“There are many applications for Types 302 (UNS S30200), 304 (UNS S30400) and 316L (UNS S31603) austenitic stainless medical wire”, says Austin Lucas of Fort Wayne Metals. These fine medical wires have diameters ranging between 2.54 mm and 0.1016 mm, and can be drawn into even finer diameters. “Stainless alloys are attractive materials because of the high strengths (400-500+ ksi) that can be achieved in cold work condition, for example 0.127 mm wire with 450 ksi. This is important in the manufacturing of very small and thin parts, such as is typical in many medical applications”. Uses will be found in a wide range of applications within vascular therapy, neuro-stimulation therapy, endoscopy, orthopaedic medicine, orthodontics and implant dentistry.

During open heart surgery the rib cage must be separated by breaking the sternum so the surgeon can reach the heart. Upon completion of the surgery, the ribs will be pulled back together and closed with the help of sternum closure wire. This is typically made from Type 316L stainless medical wire. Type 304 stainless medical wire is commonly used as guidewire for initial entry into veins and arteries in vascular procedures. Some stent designs use Type 304 stainless steel. Other common applications for Types 304 and 302 stainless steels are stylets, catheters, springs, needles and mandrels. In many surgical interventions, staples are commonly used for closing wounds. These are made from Types 316L and 304 stainless wires. The latter grade is also used in dental arch wire.

Wires, pins and needles

Kirschners Wires (K-wires) and Steinmann Pins are made from implant grade 316L and used by orthopaedic surgeons as implantable devices for fixation of bone fractures, for bone reconstruction, and as guide pins for insertion of another implant. They may also be implanted through the skin so that a pulling force may be applied to the skeletal system. Once the bone has healed four to six weeks later, the pins will be removed. Other uses for Type 316L stainless include orthopaedic cables.

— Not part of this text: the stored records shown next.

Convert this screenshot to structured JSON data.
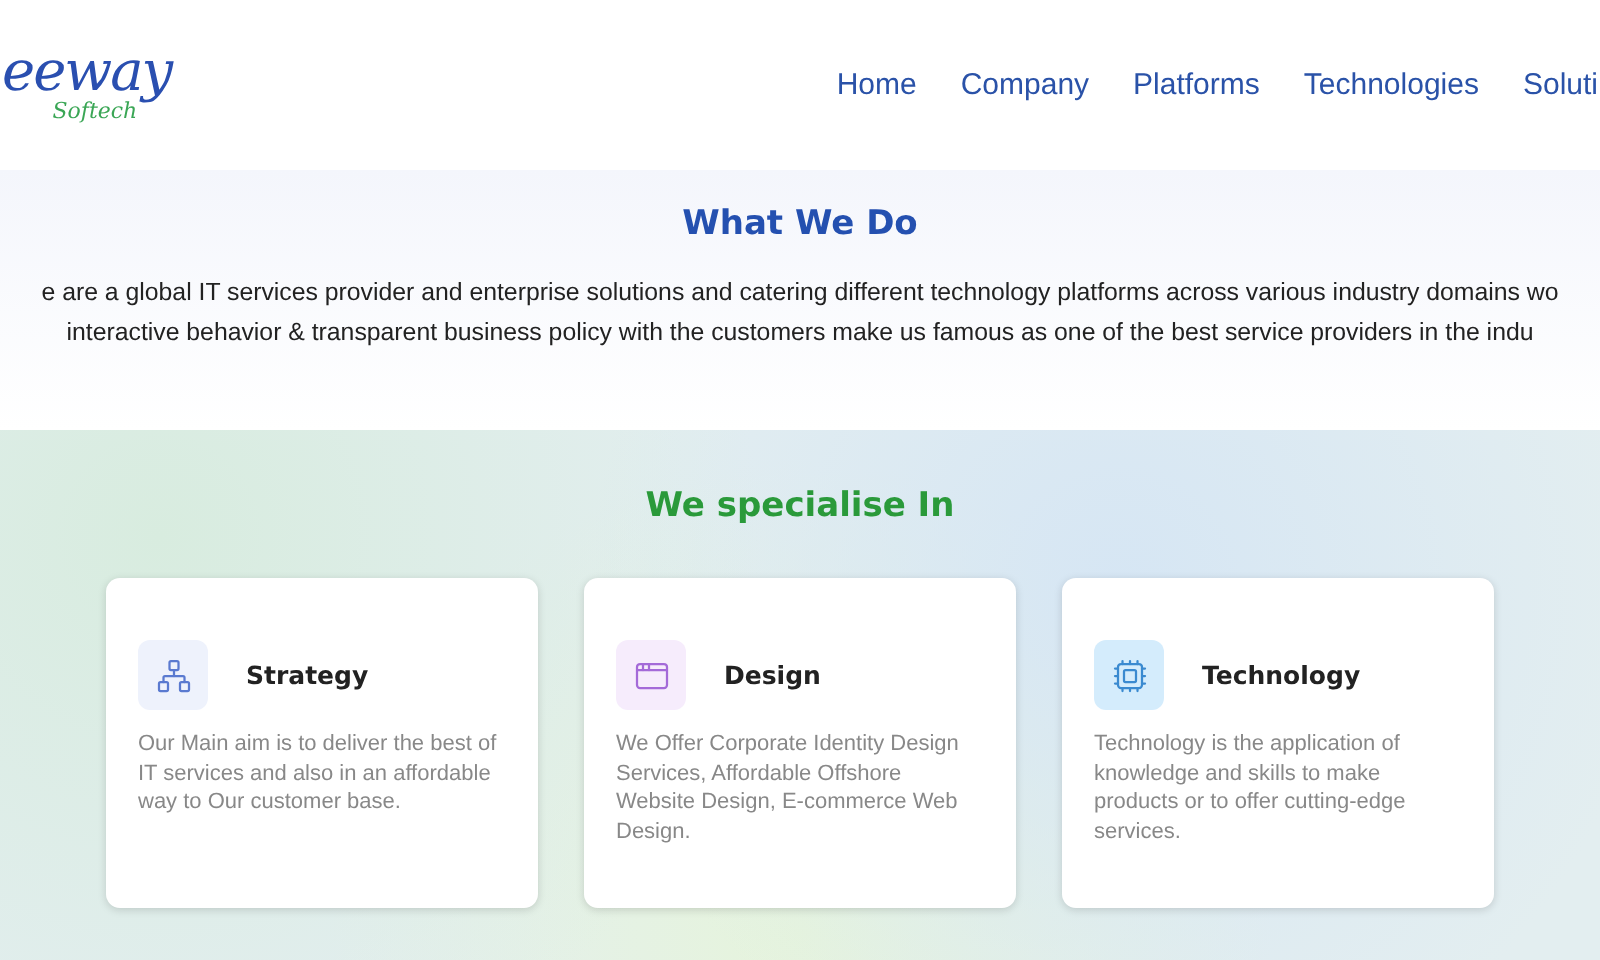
{
  "header": {
    "logo": {
      "main": "eeway",
      "sub": "Softech"
    },
    "nav": [
      {
        "label": "Home"
      },
      {
        "label": "Company"
      },
      {
        "label": "Platforms"
      },
      {
        "label": "Technologies"
      },
      {
        "label": "Soluti"
      }
    ]
  },
  "what_we_do": {
    "title": "What We Do",
    "lines": [
      "e are a global IT services provider and enterprise solutions and catering different technology platforms across various industry domains wo",
      "interactive behavior & transparent business policy with the customers make us famous as one of the best service providers in the indu"
    ]
  },
  "specialise": {
    "title": "We specialise In",
    "cards": [
      {
        "kind": "strategy",
        "title": "Strategy",
        "text": "Our Main aim is to deliver the best of IT services and also in an affordable way to Our customer base."
      },
      {
        "kind": "design",
        "title": "Design",
        "text": "We Offer Corporate Identity Design Services, Affordable Offshore Website Design, E-commerce Web Design."
      },
      {
        "kind": "technology",
        "title": "Technology",
        "text": "Technology is the application of knowledge and skills to make products or to offer cutting-edge services."
      }
    ]
  }
}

Stainless medical wires used in medical implant applications are produced using Vacuum Arc Remelt (VAR), a secondary melting process for materials with elevated chemical and mechanical homogeneity for critical applications. Such controlled chemistry and high purity material is needed to ensure consistency in fatigue strength, which is of utmost importance in many medical applications.

Stainless medical wire is also used for the manufacturing of needles. Suture needles, for example must exhibit exceptionally high strength and ductility to resist bending and breaking, as well as provide stiffness and tissue penetration performance to enable good control in the hands of the surgeon. In order to meet these material requirements, suture needles are commonly made from high performance age-hardened martensitic stainless alloys such as Custom 455® (UNS S45500) and Custom 470®.

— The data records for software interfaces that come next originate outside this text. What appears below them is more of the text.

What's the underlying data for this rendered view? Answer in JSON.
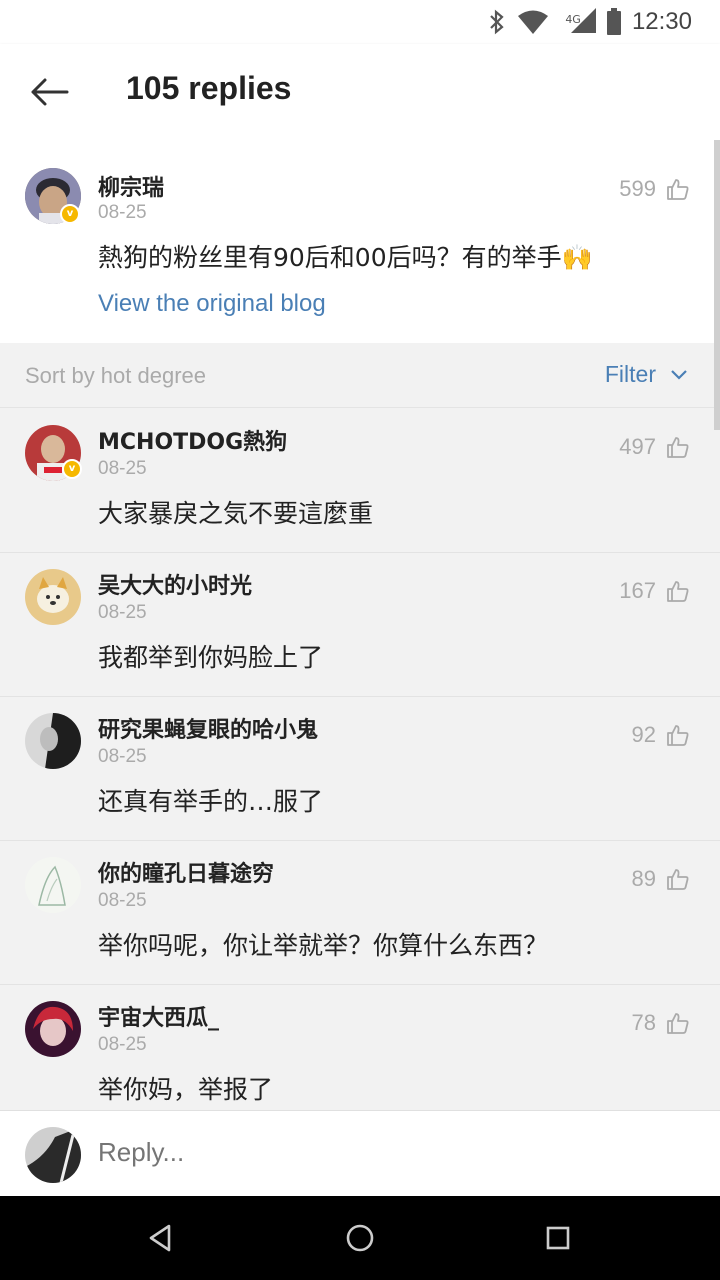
{
  "status_bar": {
    "time": "12:30",
    "network": "4G",
    "icons": [
      "bluetooth-icon",
      "wifi-icon",
      "signal-icon",
      "battery-icon"
    ]
  },
  "header": {
    "title": "105 replies",
    "back_icon": "arrow-left-icon"
  },
  "post": {
    "author": "柳宗瑞",
    "date": "08-25",
    "likes": "599",
    "verified": true,
    "text": "熱狗的粉丝里有90后和00后吗？有的举手",
    "emoji": "🙌",
    "link_text": "View the original blog"
  },
  "sort_bar": {
    "label": "Sort by hot degree",
    "filter_label": "Filter"
  },
  "replies": [
    {
      "name": "MCHOTDOG熱狗",
      "date": "08-25",
      "likes": "497",
      "text": "大家暴戾之気不要這麼重",
      "verified": true
    },
    {
      "name": "吴大大的小时光",
      "date": "08-25",
      "likes": "167",
      "text": "我都举到你妈脸上了",
      "verified": false
    },
    {
      "name": "研究果蝇复眼的哈小鬼",
      "date": "08-25",
      "likes": "92",
      "text": "还真有举手的…服了",
      "verified": false
    },
    {
      "name": "你的瞳孔日暮途穷",
      "date": "08-25",
      "likes": "89",
      "text": "举你吗呢，你让举就举？你算什么东西？",
      "verified": false
    },
    {
      "name": "宇宙大西瓜_",
      "date": "08-25",
      "likes": "78",
      "text": "举你妈，举报了",
      "verified": false
    }
  ],
  "reply_bar": {
    "placeholder": "Reply..."
  },
  "colors": {
    "link": "#4a7fb5",
    "badge": "#f6b800",
    "muted": "#aaaaaa",
    "background": "#f2f2f2"
  }
}
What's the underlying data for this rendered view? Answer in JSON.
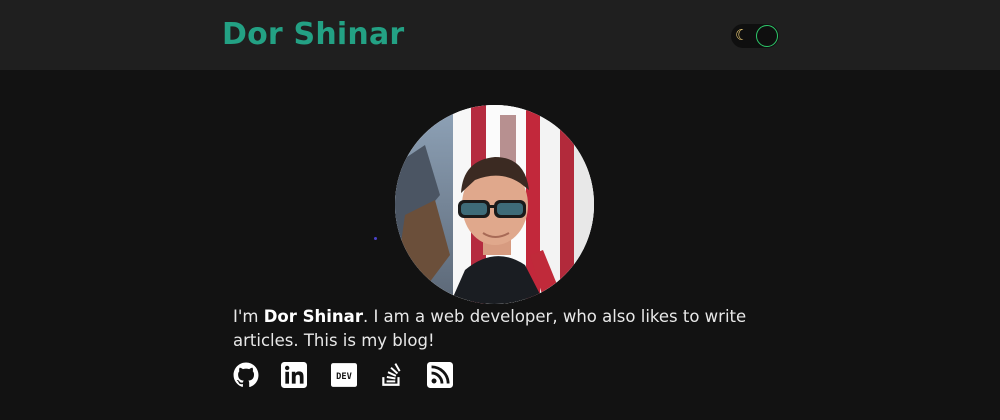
{
  "header": {
    "site_title": "Dor Shinar",
    "theme_toggle": {
      "icon": "moon-icon",
      "glyph": "☾",
      "accent_color": "#2ec96a"
    }
  },
  "colors": {
    "brand": "#23a184",
    "background": "#121212",
    "header_background": "#1f1f1f",
    "text": "#e8e8e8"
  },
  "bio": {
    "intro_prefix": "I'm ",
    "name": "Dor Shinar",
    "intro_suffix": ". I am a web developer, who also likes to write articles. This is my blog!"
  },
  "avatar": {
    "alt": "Dor Shinar"
  },
  "social_links": [
    {
      "icon": "github-icon"
    },
    {
      "icon": "linkedin-icon"
    },
    {
      "icon": "dev-icon",
      "label": "DEV"
    },
    {
      "icon": "stackoverflow-icon"
    },
    {
      "icon": "rss-icon"
    }
  ]
}
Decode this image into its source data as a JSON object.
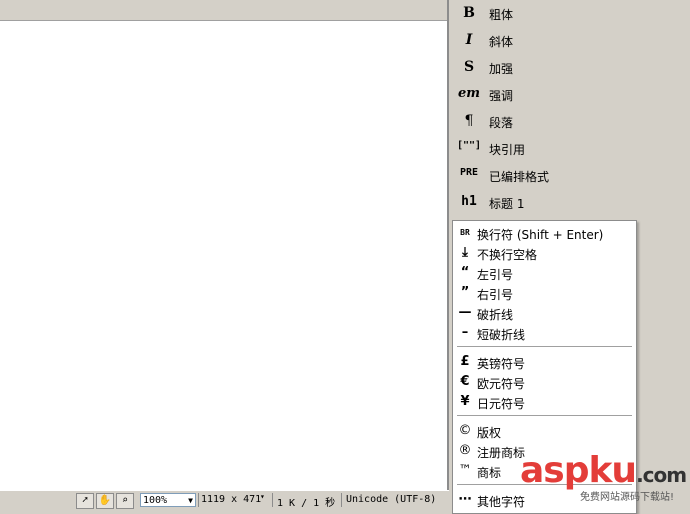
{
  "panel": {
    "items": [
      {
        "icon": "B",
        "label": "粗体"
      },
      {
        "icon": "I",
        "label": "斜体"
      },
      {
        "icon": "S",
        "label": "加强"
      },
      {
        "icon": "em",
        "label": "强调"
      },
      {
        "icon": "¶",
        "label": "段落"
      },
      {
        "icon": "[\"\"]",
        "label": "块引用"
      },
      {
        "icon": "PRE",
        "label": "已编排格式"
      },
      {
        "icon": "h1",
        "label": "标题 1"
      }
    ]
  },
  "menu": {
    "items": [
      {
        "icon": "BR",
        "label": "换行符 (Shift + Enter)"
      },
      {
        "icon": "⤓",
        "label": "不换行空格"
      },
      {
        "icon": "“",
        "label": "左引号"
      },
      {
        "icon": "”",
        "label": "右引号"
      },
      {
        "icon": "—",
        "label": "破折线"
      },
      {
        "icon": "–",
        "label": "短破折线"
      },
      {
        "icon": "£",
        "label": "英镑符号"
      },
      {
        "icon": "€",
        "label": "欧元符号"
      },
      {
        "icon": "¥",
        "label": "日元符号"
      },
      {
        "icon": "©",
        "label": "版权"
      },
      {
        "icon": "®",
        "label": "注册商标"
      },
      {
        "icon": "™",
        "label": "商标"
      },
      {
        "icon": "⋯",
        "label": "其他字符"
      }
    ]
  },
  "statusbar": {
    "zoom": "100%",
    "dimensions": "1119 x 471",
    "size_time": "1 K / 1 秒",
    "encoding": "Unicode (UTF-8)"
  },
  "watermark": {
    "brand": "aspku",
    "domain": ".com",
    "tagline": "免费网站源码下载站!"
  }
}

The continued pursuit of innovative applications

Various other nickel-containing specialty wires also find medical uses, such as, FWM 1058®/Elgiloy®/Phynox®/Conichrome® (UNS R 30003), which is a cobalt-chrome-nickel-iron alloy. Applications include wire based stents, filters, pacemaker leads and orthopaedic implants. In addition, cobalt-nickel-chrome-molybdenum alloy 35NLT® (or other versions of the alloy (UNS R 30035)), with its high modulus of elasticity, finds uses in pacing leads, stylets, catheters and orthopaedic cables and permanent implantation applications.

Medical technological advances go hand in hand with the availability of high performance materials with outstanding properties. Biocompatible materials such as Nitinol and nickel-containing alloys must not only match the present needs of medical device designers, but provide them with parameters for new ideas and possibilities. With the continued pursuit of new applications, these are certainly extraordinary and inspiring materials for future innovation.

Current Issue

Improving lives

Nickel in healthcare

December 19, 2017


Feature Story:
Nickel alloys helping hearts beat stronger
With an aging population, demand is stronger than ever for pacemakers and defibrillators. With increased usage of Magnetic Resonance Imaging (MRI), it is important that permanent implants are made from non-magnetic materials, such as UNS R 30035.